* TASK DETAILS *
In the data below, find each line that contains the word "state" and copy it.

* RECORD EXCERPTS *
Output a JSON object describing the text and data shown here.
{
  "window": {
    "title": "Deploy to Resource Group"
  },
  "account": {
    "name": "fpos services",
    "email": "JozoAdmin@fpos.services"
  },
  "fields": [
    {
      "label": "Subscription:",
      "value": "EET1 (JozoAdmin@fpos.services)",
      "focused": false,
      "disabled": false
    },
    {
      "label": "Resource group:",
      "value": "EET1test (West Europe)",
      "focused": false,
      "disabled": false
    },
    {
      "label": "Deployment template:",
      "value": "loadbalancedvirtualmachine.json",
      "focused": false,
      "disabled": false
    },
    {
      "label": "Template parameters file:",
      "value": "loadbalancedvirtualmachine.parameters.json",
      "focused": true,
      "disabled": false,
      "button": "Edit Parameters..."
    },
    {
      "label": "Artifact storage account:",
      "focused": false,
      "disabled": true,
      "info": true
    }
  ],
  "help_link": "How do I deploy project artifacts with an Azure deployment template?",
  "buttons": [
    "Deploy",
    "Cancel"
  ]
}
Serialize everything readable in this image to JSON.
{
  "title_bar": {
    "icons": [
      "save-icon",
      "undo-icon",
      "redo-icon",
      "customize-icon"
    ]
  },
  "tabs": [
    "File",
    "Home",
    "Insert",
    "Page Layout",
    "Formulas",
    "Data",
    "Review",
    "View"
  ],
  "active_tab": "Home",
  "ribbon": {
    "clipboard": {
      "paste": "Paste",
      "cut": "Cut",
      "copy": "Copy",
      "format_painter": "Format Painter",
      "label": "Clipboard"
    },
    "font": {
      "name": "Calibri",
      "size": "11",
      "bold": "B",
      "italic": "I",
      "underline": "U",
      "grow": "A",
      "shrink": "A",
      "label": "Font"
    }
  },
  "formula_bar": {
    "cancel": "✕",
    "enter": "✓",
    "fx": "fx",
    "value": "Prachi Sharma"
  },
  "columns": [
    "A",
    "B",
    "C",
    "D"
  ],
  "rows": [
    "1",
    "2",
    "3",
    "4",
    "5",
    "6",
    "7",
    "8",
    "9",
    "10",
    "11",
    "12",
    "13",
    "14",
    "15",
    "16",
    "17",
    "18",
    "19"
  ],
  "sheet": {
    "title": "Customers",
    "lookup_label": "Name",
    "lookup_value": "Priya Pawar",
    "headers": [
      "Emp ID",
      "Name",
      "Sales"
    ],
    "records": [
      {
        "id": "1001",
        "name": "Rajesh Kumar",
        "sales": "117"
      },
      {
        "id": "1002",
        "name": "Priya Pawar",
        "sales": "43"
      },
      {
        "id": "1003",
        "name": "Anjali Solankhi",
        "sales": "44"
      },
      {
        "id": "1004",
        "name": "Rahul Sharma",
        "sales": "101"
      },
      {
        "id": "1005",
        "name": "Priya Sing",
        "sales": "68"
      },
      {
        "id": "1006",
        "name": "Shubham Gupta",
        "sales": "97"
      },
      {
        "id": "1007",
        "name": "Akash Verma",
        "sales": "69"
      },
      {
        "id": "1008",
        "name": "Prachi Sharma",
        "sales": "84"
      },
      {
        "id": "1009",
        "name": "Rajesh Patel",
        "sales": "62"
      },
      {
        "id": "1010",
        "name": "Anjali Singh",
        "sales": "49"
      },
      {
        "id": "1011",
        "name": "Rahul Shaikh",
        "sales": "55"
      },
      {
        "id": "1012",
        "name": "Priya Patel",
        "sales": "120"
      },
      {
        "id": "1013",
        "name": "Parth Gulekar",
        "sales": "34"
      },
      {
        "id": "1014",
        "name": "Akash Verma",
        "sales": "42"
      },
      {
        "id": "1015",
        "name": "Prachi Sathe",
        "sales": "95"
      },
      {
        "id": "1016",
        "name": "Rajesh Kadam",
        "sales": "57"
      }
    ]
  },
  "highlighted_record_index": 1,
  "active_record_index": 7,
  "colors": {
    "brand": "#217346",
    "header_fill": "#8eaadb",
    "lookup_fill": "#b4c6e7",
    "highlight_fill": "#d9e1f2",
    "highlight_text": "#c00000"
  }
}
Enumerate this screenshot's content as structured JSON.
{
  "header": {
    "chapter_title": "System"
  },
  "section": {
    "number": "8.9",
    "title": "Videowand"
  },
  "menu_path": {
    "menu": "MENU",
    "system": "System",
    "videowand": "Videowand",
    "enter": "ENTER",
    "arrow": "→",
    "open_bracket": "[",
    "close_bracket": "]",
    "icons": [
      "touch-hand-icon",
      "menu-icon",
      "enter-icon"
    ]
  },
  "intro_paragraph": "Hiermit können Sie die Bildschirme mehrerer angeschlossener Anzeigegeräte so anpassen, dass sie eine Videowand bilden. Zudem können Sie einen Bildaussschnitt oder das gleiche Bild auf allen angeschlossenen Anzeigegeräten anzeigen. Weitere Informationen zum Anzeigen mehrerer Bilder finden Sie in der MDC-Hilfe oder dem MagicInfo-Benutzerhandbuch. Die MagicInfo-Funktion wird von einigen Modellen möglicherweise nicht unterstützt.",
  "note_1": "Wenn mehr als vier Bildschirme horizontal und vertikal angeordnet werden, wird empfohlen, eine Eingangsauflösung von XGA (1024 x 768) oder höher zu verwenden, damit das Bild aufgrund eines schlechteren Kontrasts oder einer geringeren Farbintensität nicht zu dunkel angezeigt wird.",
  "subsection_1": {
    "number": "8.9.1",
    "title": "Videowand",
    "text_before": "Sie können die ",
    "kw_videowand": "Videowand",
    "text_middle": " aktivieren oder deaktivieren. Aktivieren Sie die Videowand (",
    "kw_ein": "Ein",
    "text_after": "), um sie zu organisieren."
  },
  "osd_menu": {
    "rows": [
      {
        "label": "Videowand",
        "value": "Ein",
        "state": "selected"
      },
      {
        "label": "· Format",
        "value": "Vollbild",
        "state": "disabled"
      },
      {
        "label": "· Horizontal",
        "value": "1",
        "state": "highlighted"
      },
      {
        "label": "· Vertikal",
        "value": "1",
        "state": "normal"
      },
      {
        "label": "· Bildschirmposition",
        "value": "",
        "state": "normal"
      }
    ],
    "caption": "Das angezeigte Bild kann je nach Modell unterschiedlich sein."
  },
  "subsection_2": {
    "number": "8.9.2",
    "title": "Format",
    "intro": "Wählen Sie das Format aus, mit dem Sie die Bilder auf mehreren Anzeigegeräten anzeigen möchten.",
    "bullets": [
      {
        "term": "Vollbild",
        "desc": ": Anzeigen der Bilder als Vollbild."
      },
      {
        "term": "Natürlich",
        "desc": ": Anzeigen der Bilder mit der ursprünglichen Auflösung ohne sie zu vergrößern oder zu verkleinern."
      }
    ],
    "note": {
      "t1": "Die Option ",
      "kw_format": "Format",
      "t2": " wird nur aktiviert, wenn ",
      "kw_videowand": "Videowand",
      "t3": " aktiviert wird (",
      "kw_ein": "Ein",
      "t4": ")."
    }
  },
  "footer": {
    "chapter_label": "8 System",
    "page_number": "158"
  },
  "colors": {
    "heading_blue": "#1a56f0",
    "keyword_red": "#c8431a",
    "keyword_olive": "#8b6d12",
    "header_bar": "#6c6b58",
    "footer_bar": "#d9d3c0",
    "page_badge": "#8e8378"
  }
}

* RESULT FOR THIS EXERCISE *
        "state": "selected"
        "state": "disabled"
        "state": "highlighted"
        "state": "normal"
        "state": "normal"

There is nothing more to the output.